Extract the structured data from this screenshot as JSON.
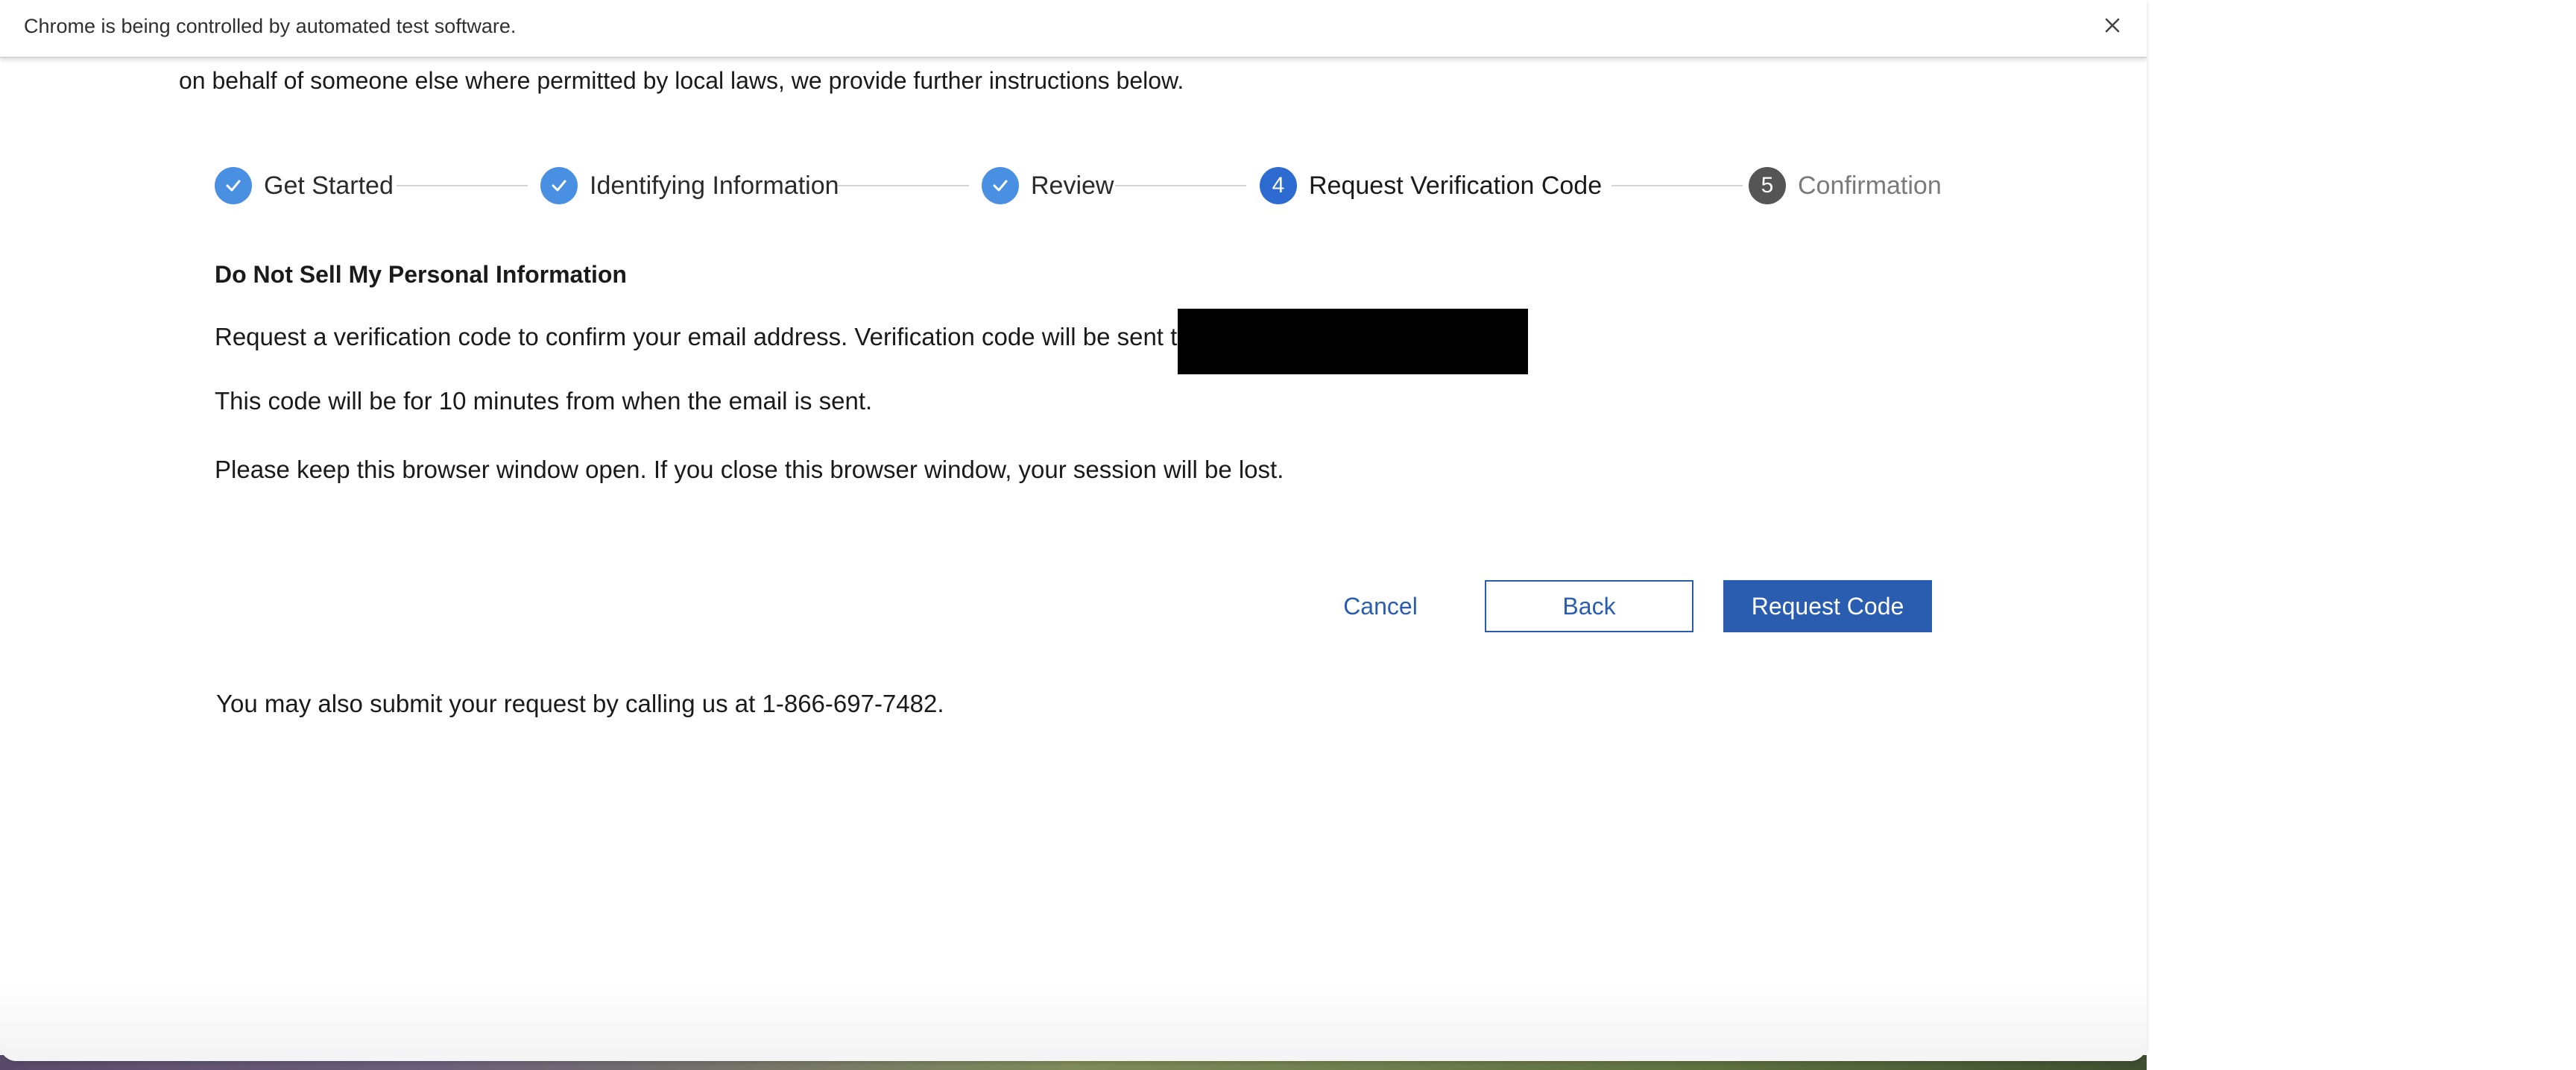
{
  "infobar": {
    "message": "Chrome is being controlled by automated test software.",
    "close_icon": "close-icon"
  },
  "page": {
    "intro": "on behalf of someone else where permitted by local laws, we provide further instructions below.",
    "stepper": {
      "steps": [
        {
          "label": "Get Started",
          "state": "done",
          "number": ""
        },
        {
          "label": "Identifying Information",
          "state": "done",
          "number": ""
        },
        {
          "label": "Review",
          "state": "done",
          "number": ""
        },
        {
          "label": "Request Verification Code",
          "state": "active",
          "number": "4"
        },
        {
          "label": "Confirmation",
          "state": "upcoming",
          "number": "5"
        }
      ]
    },
    "section_title": "Do Not Sell My Personal Information",
    "verification_text": "Request a verification code to confirm your email address. Verification code will be sent to",
    "code_validity": "This code will be for 10 minutes from when the email is sent.",
    "keep_open_notice": "Please keep this browser window open. If you close this browser window, your session will be lost.",
    "buttons": {
      "cancel": "Cancel",
      "back": "Back",
      "request_code": "Request Code"
    },
    "phone_notice": "You may also submit your request by calling us at 1-866-697-7482."
  },
  "colors": {
    "accent": "#2a5db0",
    "step_done": "#4a90e2",
    "step_active": "#2d6bd0",
    "step_upcoming": "#555555"
  }
}
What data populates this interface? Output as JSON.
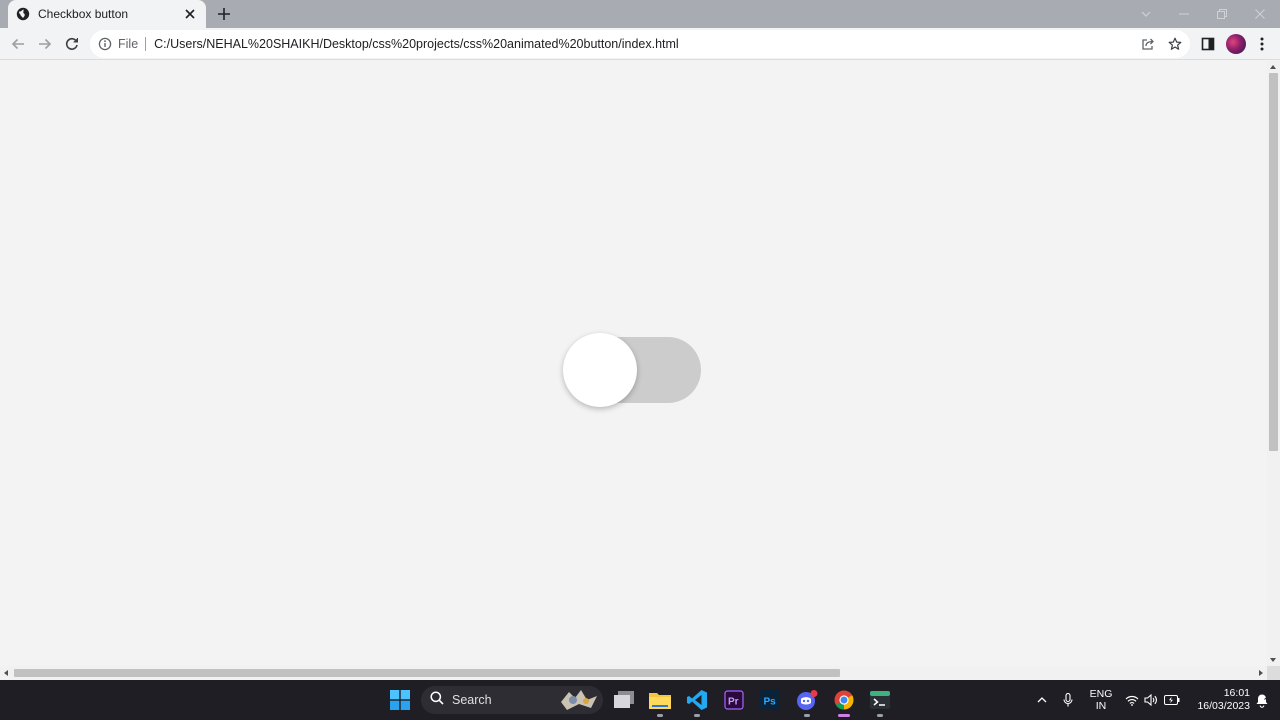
{
  "browser": {
    "tab": {
      "title": "Checkbox button"
    },
    "omnibox": {
      "scheme_label": "File",
      "url": "C:/Users/NEHAL%20SHAIKH/Desktop/css%20projects/css%20animated%20button/index.html"
    }
  },
  "page": {
    "toggle": {
      "checked": false,
      "track_color": "#cccccc",
      "knob_color": "#ffffff"
    },
    "background": "#f3f3f3"
  },
  "taskbar": {
    "search_label": "Search",
    "apps": [
      "start-icon",
      "task-view-icon",
      "file-explorer-icon",
      "vscode-icon",
      "premiere-icon",
      "photoshop-icon",
      "discord-icon",
      "chrome-icon",
      "terminal-icon"
    ],
    "language": {
      "line1": "ENG",
      "line2": "IN"
    },
    "clock": {
      "time": "16:01",
      "date": "16/03/2023"
    }
  }
}
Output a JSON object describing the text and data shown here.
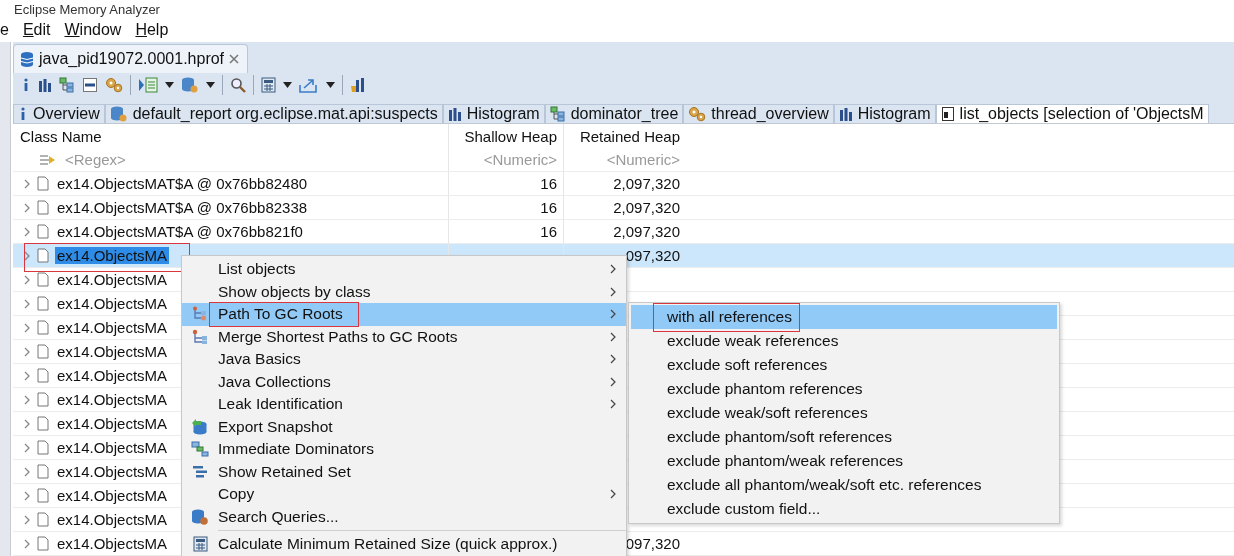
{
  "window": {
    "title": "Eclipse Memory Analyzer"
  },
  "menu_bar": [
    {
      "label": "e",
      "mnemonic": false
    },
    {
      "label": "Edit",
      "mnemonic": true
    },
    {
      "label": "Window",
      "mnemonic": true
    },
    {
      "label": "Help",
      "mnemonic": true
    }
  ],
  "editor_tab": {
    "label": "java_pid19072.0001.hprof",
    "closable": true
  },
  "tabs": [
    {
      "label": "Overview",
      "kind": "overview",
      "selected": false
    },
    {
      "label": "default_report  org.eclipse.mat.api:suspects",
      "kind": "report",
      "selected": false
    },
    {
      "label": "Histogram",
      "kind": "histogram",
      "selected": false
    },
    {
      "label": "dominator_tree",
      "kind": "tree",
      "selected": false
    },
    {
      "label": "thread_overview",
      "kind": "threads",
      "selected": false
    },
    {
      "label": "Histogram",
      "kind": "histogram",
      "selected": false
    },
    {
      "label": "list_objects  [selection of 'ObjectsM",
      "kind": "list",
      "selected": true
    }
  ],
  "table": {
    "columns": [
      "Class Name",
      "Shallow Heap",
      "Retained Heap"
    ],
    "filters": [
      "<Regex>",
      "<Numeric>",
      "<Numeric>"
    ],
    "rows": [
      {
        "name": "ex14.ObjectsMAT$A @ 0x76bb82480",
        "shallow": "16",
        "retained": "2,097,320",
        "selected": false,
        "outlined": false
      },
      {
        "name": "ex14.ObjectsMAT$A @ 0x76bb82338",
        "shallow": "16",
        "retained": "2,097,320",
        "selected": false,
        "outlined": false
      },
      {
        "name": "ex14.ObjectsMAT$A @ 0x76bb821f0",
        "shallow": "16",
        "retained": "2,097,320",
        "selected": false,
        "outlined": false
      },
      {
        "name": "ex14.ObjectsMA",
        "retained": "097,320",
        "selected": true,
        "outlined": true
      },
      {
        "name": "ex14.ObjectsMA",
        "selected": false,
        "outlined": false
      },
      {
        "name": "ex14.ObjectsMA",
        "selected": false,
        "outlined": false
      },
      {
        "name": "ex14.ObjectsMA",
        "selected": false,
        "outlined": false
      },
      {
        "name": "ex14.ObjectsMA",
        "selected": false,
        "outlined": false
      },
      {
        "name": "ex14.ObjectsMA",
        "selected": false,
        "outlined": false
      },
      {
        "name": "ex14.ObjectsMA",
        "selected": false,
        "outlined": false
      },
      {
        "name": "ex14.ObjectsMA",
        "selected": false,
        "outlined": false
      },
      {
        "name": "ex14.ObjectsMA",
        "selected": false,
        "outlined": false
      },
      {
        "name": "ex14.ObjectsMA",
        "selected": false,
        "outlined": false
      },
      {
        "name": "ex14.ObjectsMA",
        "selected": false,
        "outlined": false
      },
      {
        "name": "ex14.ObjectsMA",
        "selected": false,
        "outlined": false
      },
      {
        "name": "ex14.ObjectsMA",
        "retained": "097,320",
        "selected": false,
        "outlined": false
      }
    ]
  },
  "context_menu": {
    "items": [
      {
        "kind": "plain",
        "label": "List objects",
        "has_submenu": true,
        "selected": false,
        "outlined": false
      },
      {
        "kind": "plain",
        "label": "Show objects by class",
        "has_submenu": true,
        "selected": false,
        "outlined": false
      },
      {
        "kind": "path",
        "label": "Path To GC Roots",
        "has_submenu": true,
        "selected": true,
        "outlined": true
      },
      {
        "kind": "merge",
        "label": "Merge Shortest Paths to GC Roots",
        "has_submenu": true,
        "selected": false,
        "outlined": false
      },
      {
        "kind": "plain",
        "label": "Java Basics",
        "has_submenu": true,
        "selected": false,
        "outlined": false
      },
      {
        "kind": "plain",
        "label": "Java Collections",
        "has_submenu": true,
        "selected": false,
        "outlined": false
      },
      {
        "kind": "plain",
        "label": "Leak Identification",
        "has_submenu": true,
        "selected": false,
        "outlined": false
      },
      {
        "kind": "export",
        "label": "Export Snapshot",
        "has_submenu": false,
        "selected": false,
        "outlined": false
      },
      {
        "kind": "dominators",
        "label": "Immediate Dominators",
        "has_submenu": false,
        "selected": false,
        "outlined": false
      },
      {
        "kind": "retained",
        "label": "Show Retained Set",
        "has_submenu": false,
        "selected": false,
        "outlined": false
      },
      {
        "kind": "plain",
        "label": "Copy",
        "has_submenu": true,
        "selected": false,
        "outlined": false
      },
      {
        "kind": "search",
        "label": "Search Queries...",
        "has_submenu": false,
        "selected": false,
        "outlined": false
      },
      {
        "kind": "separator"
      },
      {
        "kind": "calc",
        "label": "Calculate Minimum Retained Size (quick approx.)",
        "has_submenu": false,
        "selected": false,
        "outlined": false
      }
    ]
  },
  "submenu": {
    "items": [
      {
        "label": "with all references",
        "selected": true,
        "outlined": true
      },
      {
        "label": "exclude weak references",
        "selected": false,
        "outlined": false
      },
      {
        "label": "exclude soft references",
        "selected": false,
        "outlined": false
      },
      {
        "label": "exclude phantom references",
        "selected": false,
        "outlined": false
      },
      {
        "label": "exclude weak/soft references",
        "selected": false,
        "outlined": false
      },
      {
        "label": "exclude phantom/soft references",
        "selected": false,
        "outlined": false
      },
      {
        "label": "exclude phantom/weak references",
        "selected": false,
        "outlined": false
      },
      {
        "label": "exclude all phantom/weak/soft etc. references",
        "selected": false,
        "outlined": false
      },
      {
        "label": "exclude custom field...",
        "selected": false,
        "outlined": false
      }
    ]
  }
}
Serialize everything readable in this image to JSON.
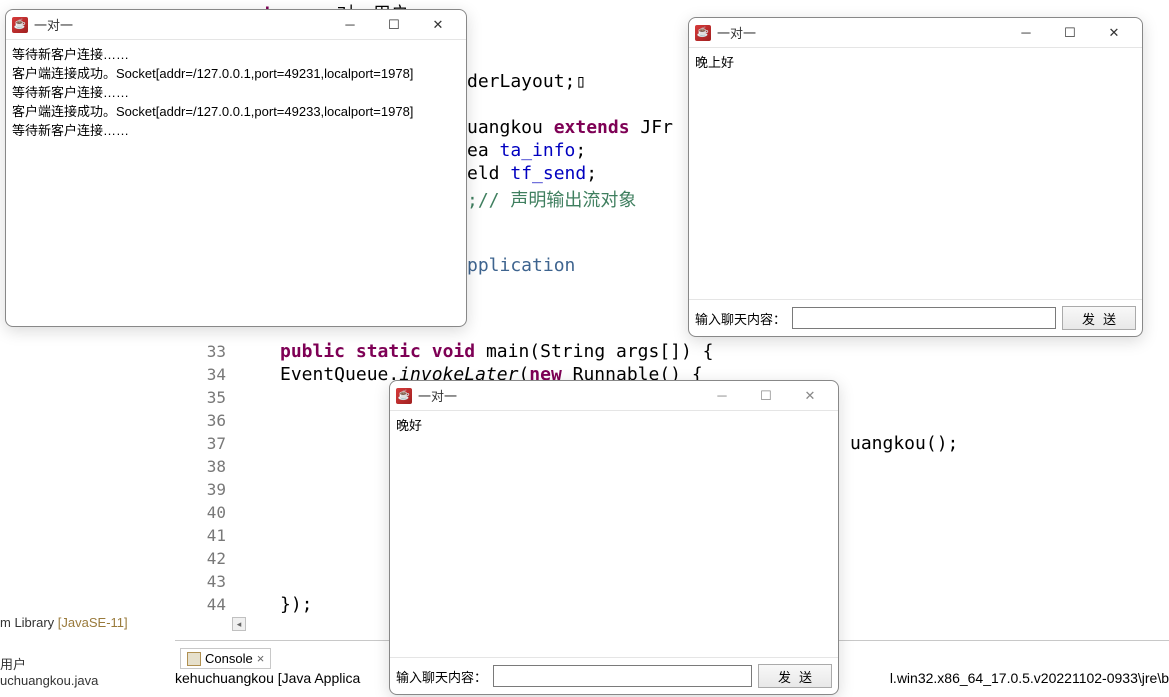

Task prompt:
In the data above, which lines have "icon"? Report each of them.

Expected output:
    "close_icon": "close-icon"
      "start-icon",
      "task-view-icon",
      "file-explorer-icon",
      "vscode-icon",
      "premiere-icon",
      "photoshop-icon",
      "discord-icon",
      "chrome-icon",
      "terminal-icon"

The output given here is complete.